** What you have to do **
Your response should consist of the entries below, written out exactly.

[Entries taken from a collection]
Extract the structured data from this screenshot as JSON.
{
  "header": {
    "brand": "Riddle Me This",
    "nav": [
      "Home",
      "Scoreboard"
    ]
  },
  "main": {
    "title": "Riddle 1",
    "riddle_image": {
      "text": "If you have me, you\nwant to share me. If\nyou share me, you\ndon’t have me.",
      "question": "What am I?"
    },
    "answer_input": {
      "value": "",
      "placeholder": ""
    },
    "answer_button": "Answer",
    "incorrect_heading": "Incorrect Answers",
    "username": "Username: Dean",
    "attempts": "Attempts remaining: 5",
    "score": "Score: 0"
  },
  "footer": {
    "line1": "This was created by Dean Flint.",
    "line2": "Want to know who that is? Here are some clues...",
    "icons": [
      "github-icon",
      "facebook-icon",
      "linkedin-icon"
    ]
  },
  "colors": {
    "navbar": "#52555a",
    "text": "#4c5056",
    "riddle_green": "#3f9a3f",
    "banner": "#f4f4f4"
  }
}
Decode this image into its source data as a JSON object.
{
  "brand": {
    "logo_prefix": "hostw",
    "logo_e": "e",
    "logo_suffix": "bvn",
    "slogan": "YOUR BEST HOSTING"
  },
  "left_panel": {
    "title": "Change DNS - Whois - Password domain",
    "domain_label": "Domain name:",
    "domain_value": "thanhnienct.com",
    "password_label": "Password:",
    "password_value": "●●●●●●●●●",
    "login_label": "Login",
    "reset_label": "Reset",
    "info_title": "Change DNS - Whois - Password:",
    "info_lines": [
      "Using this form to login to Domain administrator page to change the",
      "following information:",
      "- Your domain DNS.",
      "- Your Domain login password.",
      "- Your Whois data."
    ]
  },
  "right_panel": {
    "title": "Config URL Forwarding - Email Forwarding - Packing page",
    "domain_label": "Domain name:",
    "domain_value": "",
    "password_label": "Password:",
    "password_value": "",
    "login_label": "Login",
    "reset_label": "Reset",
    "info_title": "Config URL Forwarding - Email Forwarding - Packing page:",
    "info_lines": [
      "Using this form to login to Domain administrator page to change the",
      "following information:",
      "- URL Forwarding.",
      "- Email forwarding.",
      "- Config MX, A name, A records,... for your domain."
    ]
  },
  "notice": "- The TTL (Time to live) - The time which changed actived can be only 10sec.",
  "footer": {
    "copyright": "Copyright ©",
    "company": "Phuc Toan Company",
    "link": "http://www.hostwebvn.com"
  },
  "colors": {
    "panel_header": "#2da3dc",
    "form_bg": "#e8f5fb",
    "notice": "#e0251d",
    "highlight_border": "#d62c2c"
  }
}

** Written answer **
Extract the structured data from this screenshot as JSON.
{
  "header": {
    "brand": "Riddle Me This",
    "nav": [
      "Home",
      "Scoreboard"
    ]
  },
  "main": {
    "title": "Riddle 1",
    "riddle_image": {
      "text": "If you have me, you\nwant to share me. If\nyou share me, you\ndon’t have me.",
      "question": "What am I?"
    },
    "answer_input": {
      "value": "",
      "placeholder": ""
    },
    "answer_button": "Answer",
    "incorrect_heading": "Incorrect Answers",
    "username": "Username: Dean",
    "attempts": "Attempts remaining: 5",
    "score": "Score: 0"
  },
  "footer": {
    "line1": "This was created by Dean Flint.",
    "line2": "Want to know who that is? Here are some clues...",
    "icons": [
      "github-icon",
      "facebook-icon",
      "linkedin-icon"
    ]
  },
  "colors": {
    "navbar": "#52555a",
    "text": "#4c5056",
    "riddle_green": "#3f9a3f",
    "banner": "#f4f4f4"
  }
}
Decode this image into its source data as a JSON object.
{
  "brand": {
    "logo_prefix": "hostw",
    "logo_e": "e",
    "logo_suffix": "bvn",
    "slogan": "YOUR BEST HOSTING"
  },
  "left_panel": {
    "title": "Change DNS - Whois - Password domain",
    "domain_label": "Domain name:",
    "domain_value": "thanhnienct.com",
    "password_label": "Password:",
    "password_value": "●●●●●●●●●",
    "login_label": "Login",
    "reset_label": "Reset",
    "info_title": "Change DNS - Whois - Password:",
    "info_lines": [
      "Using this form to login to Domain administrator page to change the",
      "following information:",
      "- Your domain DNS.",
      "- Your Domain login password.",
      "- Your Whois data."
    ]
  },
  "right_panel": {
    "title": "Config URL Forwarding - Email Forwarding - Packing page",
    "domain_label": "Domain name:",
    "domain_value": "",
    "password_label": "Password:",
    "password_value": "",
    "login_label": "Login",
    "reset_label": "Reset",
    "info_title": "Config URL Forwarding - Email Forwarding - Packing page:",
    "info_lines": [
      "Using this form to login to Domain administrator page to change the",
      "following information:",
      "- URL Forwarding.",
      "- Email forwarding.",
      "- Config MX, A name, A records,... for your domain."
    ]
  },
  "notice": "- The TTL (Time to live) - The time which changed actived can be only 10sec.",
  "footer": {
    "copyright": "Copyright ©",
    "company": "Phuc Toan Company",
    "link": "http://www.hostwebvn.com"
  },
  "colors": {
    "panel_header": "#2da3dc",
    "form_bg": "#e8f5fb",
    "notice": "#e0251d",
    "highlight_border": "#d62c2c"
  }
}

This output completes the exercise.